Notes, Thoughts, and Observations
In his book The Other Paris (2015), Luc Sante informs us that to go to the guillotine was colloquially known as 'to get oneself photographed', and that 'the executioner's aide who positioned the victim's head in the lunette was called 'the photographer'. After reading this, the term snapshot takes on an entirely new meaning. The reason why so many snapshots chop people's heads off is also explained.
`Do we now need - even more than we need photographers - metaphotographers capable of sorting through some of the billions of images now available, adding their own, and contextualizing all of them so that they become more useful, more complex, and more visible? - Fred Ritchin, Bending The Frame: Photojournalism, Documentary, and the Citizen, 2013, p. 6.
‘Any dynamic image begins with what is so dully called composition–how the frame is filled, not just with forms but with movements, and with how these seduce our perception.’ -John Berger, ‘Means to Live - Nick Waplington: Living Room’ (1991)
`Thanks especially to the digital image, the contaminations between images that move and those that do not have become more and more fertile’ - Raymond Bellour, Between - the - Images, p. 11.
'More inclined to move than to focus, more inclined to graze than to gaze' (Laura U. Marks,  The Skin of the Film: Intercultural Cinema, Embodiment and the Senses, Durham, NC: Duke UP, p. 162)
As always, the struggle is against the forces of endarkenment.
A lifelong struggle to balance light and shadow.

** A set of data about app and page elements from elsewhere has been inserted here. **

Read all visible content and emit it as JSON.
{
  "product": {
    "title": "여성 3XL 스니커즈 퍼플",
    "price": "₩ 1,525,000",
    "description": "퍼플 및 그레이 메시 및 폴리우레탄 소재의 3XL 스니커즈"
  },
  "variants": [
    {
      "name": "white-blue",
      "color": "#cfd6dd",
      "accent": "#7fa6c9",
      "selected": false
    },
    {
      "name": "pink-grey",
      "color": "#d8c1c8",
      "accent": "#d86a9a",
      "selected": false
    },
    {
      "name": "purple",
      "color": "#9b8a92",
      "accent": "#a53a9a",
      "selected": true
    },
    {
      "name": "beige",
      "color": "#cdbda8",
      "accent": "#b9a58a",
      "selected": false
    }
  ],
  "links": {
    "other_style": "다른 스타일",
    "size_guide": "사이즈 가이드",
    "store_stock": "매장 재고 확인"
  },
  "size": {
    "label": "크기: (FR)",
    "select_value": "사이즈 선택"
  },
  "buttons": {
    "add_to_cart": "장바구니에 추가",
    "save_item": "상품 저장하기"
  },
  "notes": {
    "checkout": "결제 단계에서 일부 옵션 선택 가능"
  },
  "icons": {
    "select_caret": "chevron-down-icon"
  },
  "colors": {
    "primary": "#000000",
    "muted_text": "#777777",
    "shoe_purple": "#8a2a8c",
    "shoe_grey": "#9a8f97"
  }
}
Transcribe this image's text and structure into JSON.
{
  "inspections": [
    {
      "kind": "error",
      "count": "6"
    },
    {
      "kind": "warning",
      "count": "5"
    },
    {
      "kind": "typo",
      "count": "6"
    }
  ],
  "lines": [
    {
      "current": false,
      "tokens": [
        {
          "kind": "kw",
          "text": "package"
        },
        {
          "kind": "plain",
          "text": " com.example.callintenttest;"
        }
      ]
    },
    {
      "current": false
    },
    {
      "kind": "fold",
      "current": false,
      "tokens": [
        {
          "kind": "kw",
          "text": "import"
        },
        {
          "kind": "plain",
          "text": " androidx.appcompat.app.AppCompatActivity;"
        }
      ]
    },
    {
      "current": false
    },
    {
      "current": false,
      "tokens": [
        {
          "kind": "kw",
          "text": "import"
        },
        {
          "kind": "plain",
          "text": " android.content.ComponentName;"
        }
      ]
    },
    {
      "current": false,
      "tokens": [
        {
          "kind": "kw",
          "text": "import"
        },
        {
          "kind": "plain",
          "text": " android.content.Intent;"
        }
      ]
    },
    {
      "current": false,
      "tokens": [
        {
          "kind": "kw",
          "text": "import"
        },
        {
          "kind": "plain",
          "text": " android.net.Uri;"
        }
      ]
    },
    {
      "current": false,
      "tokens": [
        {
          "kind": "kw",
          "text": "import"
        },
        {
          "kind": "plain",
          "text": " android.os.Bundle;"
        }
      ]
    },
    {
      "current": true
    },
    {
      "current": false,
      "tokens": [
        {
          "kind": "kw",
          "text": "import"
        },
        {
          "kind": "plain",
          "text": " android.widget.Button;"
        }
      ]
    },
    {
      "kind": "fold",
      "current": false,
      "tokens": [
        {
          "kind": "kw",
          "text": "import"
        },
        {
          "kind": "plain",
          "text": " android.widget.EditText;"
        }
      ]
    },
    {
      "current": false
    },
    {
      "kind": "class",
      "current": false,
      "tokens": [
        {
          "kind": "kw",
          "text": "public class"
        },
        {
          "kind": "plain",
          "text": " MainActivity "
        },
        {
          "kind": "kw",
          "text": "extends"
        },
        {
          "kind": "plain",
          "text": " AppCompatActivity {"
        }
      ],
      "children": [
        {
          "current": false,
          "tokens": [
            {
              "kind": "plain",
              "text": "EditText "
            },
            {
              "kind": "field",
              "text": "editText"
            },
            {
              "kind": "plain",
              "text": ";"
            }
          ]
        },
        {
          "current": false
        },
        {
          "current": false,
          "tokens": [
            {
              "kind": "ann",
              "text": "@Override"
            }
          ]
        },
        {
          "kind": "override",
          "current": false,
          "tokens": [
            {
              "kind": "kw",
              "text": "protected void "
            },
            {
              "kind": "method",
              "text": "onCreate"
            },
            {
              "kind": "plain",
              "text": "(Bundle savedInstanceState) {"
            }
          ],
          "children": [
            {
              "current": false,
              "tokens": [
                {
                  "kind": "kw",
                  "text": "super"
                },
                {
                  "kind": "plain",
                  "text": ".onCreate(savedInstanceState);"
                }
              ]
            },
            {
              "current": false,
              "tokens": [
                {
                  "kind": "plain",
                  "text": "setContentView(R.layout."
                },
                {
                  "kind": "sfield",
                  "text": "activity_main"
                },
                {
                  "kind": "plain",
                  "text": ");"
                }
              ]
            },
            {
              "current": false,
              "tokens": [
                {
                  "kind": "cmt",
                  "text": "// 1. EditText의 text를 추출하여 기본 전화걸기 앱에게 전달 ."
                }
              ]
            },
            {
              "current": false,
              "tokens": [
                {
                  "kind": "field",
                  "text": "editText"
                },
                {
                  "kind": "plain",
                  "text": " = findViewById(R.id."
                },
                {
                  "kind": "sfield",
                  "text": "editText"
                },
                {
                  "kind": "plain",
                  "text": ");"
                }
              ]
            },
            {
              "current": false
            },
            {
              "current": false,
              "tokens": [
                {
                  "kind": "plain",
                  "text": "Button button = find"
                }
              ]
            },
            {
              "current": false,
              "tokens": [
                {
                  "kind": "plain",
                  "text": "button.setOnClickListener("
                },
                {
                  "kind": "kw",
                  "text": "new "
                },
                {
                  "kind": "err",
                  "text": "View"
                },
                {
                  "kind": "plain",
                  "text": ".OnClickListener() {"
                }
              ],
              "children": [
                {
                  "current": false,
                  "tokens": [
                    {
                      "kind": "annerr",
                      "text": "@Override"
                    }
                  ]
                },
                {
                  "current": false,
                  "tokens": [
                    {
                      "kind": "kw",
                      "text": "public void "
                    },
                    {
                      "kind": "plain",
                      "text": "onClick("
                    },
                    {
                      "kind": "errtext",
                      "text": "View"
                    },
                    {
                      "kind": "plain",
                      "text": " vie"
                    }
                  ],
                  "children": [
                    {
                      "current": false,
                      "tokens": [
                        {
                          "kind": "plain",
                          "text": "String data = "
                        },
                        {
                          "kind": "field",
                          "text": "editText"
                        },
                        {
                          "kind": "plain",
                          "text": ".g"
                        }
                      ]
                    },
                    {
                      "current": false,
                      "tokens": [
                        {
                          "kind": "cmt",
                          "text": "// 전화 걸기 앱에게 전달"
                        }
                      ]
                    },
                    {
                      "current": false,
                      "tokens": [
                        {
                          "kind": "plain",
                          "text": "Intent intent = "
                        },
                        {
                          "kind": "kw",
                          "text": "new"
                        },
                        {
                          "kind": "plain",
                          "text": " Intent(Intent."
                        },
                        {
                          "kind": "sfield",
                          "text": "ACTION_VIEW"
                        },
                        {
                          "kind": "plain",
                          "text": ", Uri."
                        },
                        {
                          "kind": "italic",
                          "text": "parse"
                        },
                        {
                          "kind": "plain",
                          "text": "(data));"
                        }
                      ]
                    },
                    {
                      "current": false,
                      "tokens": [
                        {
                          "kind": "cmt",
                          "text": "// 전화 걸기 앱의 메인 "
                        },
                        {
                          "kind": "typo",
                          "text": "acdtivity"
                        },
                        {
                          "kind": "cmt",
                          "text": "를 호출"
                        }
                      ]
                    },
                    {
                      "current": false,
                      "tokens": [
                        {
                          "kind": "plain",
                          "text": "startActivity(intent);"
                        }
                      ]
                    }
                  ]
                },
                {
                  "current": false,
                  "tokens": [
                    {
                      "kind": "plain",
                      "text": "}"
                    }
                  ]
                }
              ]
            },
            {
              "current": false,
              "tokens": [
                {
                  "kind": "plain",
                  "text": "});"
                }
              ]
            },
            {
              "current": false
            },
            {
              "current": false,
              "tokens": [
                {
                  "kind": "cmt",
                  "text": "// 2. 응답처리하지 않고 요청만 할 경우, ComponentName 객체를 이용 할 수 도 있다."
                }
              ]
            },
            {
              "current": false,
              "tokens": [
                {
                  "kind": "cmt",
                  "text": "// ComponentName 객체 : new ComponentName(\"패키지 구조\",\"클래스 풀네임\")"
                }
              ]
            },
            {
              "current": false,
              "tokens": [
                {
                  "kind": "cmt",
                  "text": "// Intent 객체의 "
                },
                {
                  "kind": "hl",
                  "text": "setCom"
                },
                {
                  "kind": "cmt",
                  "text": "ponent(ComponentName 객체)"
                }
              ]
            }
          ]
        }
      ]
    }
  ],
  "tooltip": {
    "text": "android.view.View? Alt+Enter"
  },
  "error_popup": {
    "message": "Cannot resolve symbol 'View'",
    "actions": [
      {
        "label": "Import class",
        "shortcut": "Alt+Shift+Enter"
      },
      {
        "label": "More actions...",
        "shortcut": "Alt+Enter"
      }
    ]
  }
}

`One can argue that numbers are among the most potent weapons of violence today, partly because capitalism has led to the dominance of a kind of numerical logic. After all, capitalism, at its ideological core, is a matter of numbers’ - Tabish Khair, The New Xenophobia, p. 137.